Below, we’ve listed a few of the most popular options on either side of the park. Please note, however, that cave tours are offered on a seasonal basis and may change at any time -- and that they are fee-based services. Please also be advised that these tours may not be suitable for those with a fear of the dark or of small spaces. For full, up-to-date information on cave tours presently on offer at Mammoth Cave National Park, including important guidelines and regulations, click here.

Mammoth Cave National Park Topside Trails

Things to do Outside Mammoth Cave National Park

Even with more than 400 miles of cave trails to explore, you can’t stay underground forever -- even if you wanted to.

When you come up for air, you might as well sneak a meal in, too… and maybe a few fun diversions. Here’s what to see, eat, and do in the Mammoth Cave National Park area.

Restaurants

Shopping

Sightseeing

RV Resorts & Campsites in Mammoth Cave National Park

Campgrounds Near Mammoth Cave National Park

Find the Best Dumpstations Near Mammoth Cave National Park

An unglamorous but necessary aspect of RVing? Dump stations. Knowing where the best dump stations are near you will allow for more ease and less stress in your travels. Dump stations are an easy and convenient way to clear waste from your RV. Use our guides to find dump stations on your route, so you can get back to the good stuff – exploring, relaxing, and making memories on the road.

Dumpstations Near Mammoth Cave National Park

How to get to Mammoth Cave National Park

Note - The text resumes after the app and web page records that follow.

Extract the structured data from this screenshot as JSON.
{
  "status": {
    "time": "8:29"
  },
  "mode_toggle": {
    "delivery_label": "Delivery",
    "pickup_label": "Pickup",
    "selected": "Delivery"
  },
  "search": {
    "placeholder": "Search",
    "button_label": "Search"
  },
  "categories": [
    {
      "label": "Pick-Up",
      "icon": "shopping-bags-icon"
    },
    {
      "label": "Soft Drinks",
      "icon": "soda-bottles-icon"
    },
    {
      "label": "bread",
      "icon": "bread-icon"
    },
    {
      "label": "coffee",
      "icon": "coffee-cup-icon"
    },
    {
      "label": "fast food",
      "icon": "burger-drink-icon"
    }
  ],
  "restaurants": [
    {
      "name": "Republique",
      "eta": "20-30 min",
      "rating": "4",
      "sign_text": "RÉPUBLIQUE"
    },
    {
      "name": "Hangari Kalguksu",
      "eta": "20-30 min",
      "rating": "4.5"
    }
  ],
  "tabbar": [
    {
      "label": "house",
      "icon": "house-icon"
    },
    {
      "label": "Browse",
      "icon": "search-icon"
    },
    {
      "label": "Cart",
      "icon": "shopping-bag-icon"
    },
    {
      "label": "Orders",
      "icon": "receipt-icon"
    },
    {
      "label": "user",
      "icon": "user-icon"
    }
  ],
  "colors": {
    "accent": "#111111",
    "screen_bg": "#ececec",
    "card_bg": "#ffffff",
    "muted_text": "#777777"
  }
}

Because of its rural location, the National Park Service advises visitors against relying solely on their GPS system to find their way to Mammoth Cave. From the north, take I65 to exit 53 (the Cave City exit). Then turn right onto KY-70, and follow it as it becomes Mammoth Cave Parkway. From southbound I65, take exit 48 (the Park City exit). Then, turn left onto KY-255 and follow it as it becomes the Park City Road into the park.

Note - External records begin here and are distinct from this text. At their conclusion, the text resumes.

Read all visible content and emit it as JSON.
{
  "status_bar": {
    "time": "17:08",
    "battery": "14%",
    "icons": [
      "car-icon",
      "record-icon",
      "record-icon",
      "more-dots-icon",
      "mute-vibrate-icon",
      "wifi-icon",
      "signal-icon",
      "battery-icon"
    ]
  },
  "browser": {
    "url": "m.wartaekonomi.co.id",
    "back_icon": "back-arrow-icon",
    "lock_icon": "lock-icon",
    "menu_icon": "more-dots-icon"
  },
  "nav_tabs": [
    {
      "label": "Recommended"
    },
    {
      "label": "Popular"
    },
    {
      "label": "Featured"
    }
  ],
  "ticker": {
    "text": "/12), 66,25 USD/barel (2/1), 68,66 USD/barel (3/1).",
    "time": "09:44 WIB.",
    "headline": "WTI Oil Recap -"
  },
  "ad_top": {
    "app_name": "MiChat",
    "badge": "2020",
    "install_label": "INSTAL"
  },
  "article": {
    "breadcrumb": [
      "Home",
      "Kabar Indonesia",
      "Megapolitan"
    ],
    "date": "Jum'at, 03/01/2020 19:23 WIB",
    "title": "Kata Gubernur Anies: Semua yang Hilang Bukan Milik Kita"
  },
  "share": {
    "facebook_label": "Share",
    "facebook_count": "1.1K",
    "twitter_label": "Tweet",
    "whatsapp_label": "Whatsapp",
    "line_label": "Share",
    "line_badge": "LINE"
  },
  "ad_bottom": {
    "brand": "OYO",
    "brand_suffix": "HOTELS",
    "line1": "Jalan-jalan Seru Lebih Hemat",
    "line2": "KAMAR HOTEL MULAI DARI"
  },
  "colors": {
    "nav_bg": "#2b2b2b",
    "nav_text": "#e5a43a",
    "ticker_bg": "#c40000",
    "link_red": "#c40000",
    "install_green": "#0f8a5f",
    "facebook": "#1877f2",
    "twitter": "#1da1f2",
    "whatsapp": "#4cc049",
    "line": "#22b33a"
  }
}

The closest major airfields to Mammoth Cave National Park are Louisville International and Nashville International, both of which are just over an hour’s drive away. Whether you fly in and rent on-site or drive from your hometown, an RV is the very best way to experience Mammoth Cave National Park -- or any national park, for that matter. You’ll be able to get a jump start on the day by camping within the park boundaries or close to the gates, without having to sacrifice any creature comforts. RVing also allows you to take the road at your leisure, and makes it easy to let spontaneity guide your adventure.

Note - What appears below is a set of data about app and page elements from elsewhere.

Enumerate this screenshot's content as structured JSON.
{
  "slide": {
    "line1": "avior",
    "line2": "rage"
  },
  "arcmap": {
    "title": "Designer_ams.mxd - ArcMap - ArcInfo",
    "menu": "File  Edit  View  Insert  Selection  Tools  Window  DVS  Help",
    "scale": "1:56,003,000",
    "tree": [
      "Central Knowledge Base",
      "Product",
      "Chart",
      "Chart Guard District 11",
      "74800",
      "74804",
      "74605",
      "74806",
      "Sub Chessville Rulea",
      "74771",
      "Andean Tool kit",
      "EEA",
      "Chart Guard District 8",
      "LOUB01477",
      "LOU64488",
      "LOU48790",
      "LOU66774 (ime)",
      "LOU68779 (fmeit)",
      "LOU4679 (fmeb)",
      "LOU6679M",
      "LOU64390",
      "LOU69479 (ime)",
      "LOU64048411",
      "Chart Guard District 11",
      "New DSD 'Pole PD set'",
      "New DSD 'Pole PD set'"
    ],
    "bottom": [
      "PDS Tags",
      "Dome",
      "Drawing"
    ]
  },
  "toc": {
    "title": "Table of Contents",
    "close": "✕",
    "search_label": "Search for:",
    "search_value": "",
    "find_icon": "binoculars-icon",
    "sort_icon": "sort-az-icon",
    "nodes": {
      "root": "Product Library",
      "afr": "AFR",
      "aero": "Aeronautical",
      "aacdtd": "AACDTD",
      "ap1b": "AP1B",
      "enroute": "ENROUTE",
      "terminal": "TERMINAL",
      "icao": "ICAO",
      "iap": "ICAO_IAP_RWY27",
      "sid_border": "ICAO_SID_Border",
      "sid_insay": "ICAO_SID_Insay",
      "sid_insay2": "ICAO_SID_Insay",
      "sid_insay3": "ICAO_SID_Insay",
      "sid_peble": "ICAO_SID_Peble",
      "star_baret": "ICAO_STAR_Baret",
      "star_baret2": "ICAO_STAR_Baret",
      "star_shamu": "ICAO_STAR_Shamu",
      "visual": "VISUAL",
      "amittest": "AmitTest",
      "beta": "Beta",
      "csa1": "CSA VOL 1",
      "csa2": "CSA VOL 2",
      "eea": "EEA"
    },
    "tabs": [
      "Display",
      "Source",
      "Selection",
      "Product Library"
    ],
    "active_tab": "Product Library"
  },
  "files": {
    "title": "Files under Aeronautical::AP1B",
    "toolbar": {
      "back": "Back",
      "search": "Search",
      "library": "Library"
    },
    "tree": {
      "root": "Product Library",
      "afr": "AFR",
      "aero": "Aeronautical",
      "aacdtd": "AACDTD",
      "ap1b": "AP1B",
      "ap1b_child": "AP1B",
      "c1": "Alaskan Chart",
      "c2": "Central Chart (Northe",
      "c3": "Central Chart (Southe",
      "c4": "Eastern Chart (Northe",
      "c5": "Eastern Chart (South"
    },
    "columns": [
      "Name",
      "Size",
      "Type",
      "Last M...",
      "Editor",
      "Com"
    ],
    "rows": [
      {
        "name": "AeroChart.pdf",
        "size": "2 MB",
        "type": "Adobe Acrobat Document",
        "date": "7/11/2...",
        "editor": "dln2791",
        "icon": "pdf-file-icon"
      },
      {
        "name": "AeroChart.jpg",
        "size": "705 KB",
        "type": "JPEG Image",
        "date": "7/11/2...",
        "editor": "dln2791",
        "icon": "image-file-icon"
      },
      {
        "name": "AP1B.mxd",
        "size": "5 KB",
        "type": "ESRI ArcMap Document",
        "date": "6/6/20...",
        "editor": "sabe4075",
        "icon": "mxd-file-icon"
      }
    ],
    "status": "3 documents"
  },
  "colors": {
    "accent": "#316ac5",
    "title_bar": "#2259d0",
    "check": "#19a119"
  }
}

If you don’t have an RV of your own, check out the RV rentals available in your area through RVshare. By renting from a private owner through the peer-to-peer market, you’ll help support another camping enthusiast just like you…and save hundreds of dollars in the process.

FAQ Icon
Frequently Asked Questions
    How large is Mammoth Cave National Park?

    Mammoth Cave National Park is 82.63 square miles or 52,830 acres large. It encompasses a cave system with more than 420 miles of surveyed passageways.

    What is the climate of Mammoth Cave National Park?

    Mammoth Cave National Park has a moderate climate with warm, humid summers and cool - but not cold - winters. The temperature inside the cave is consistently 54°F year-round.

    Are pets allowed at Mammoth Cave National Park?

    Yes, pets are allowed at Mammoth Cave National Park. They are not allowed in caves or park buildings, but they are allowed on all surface trails in the park. Pets can also be boarded at the Mammoth Cave Kennels while their owners explore the caves.

    Are there designated camping spots in Mammoth Cave National Park?

    Yes, there are designated camping spots in Mammoth National Park. Mammoth Cave Campground and Maple Springs Campground can accommodate RVs and tents, while Houchin Ferry Campground is a tent-only campground. There are also backcountry campsites that can only be accessed by hiking or on horseback. Camping is also allowed along floodplains and on islands that can only be accessed by boat.

    What is the best time of year to visit Mammoth Cave National Park?

    Summer is the best time of year to visit Mammoth Cave National Park. There are more tours available to visitors, but of course, there are also more people visiting the park. Winter has fewer tours but also smaller crowds.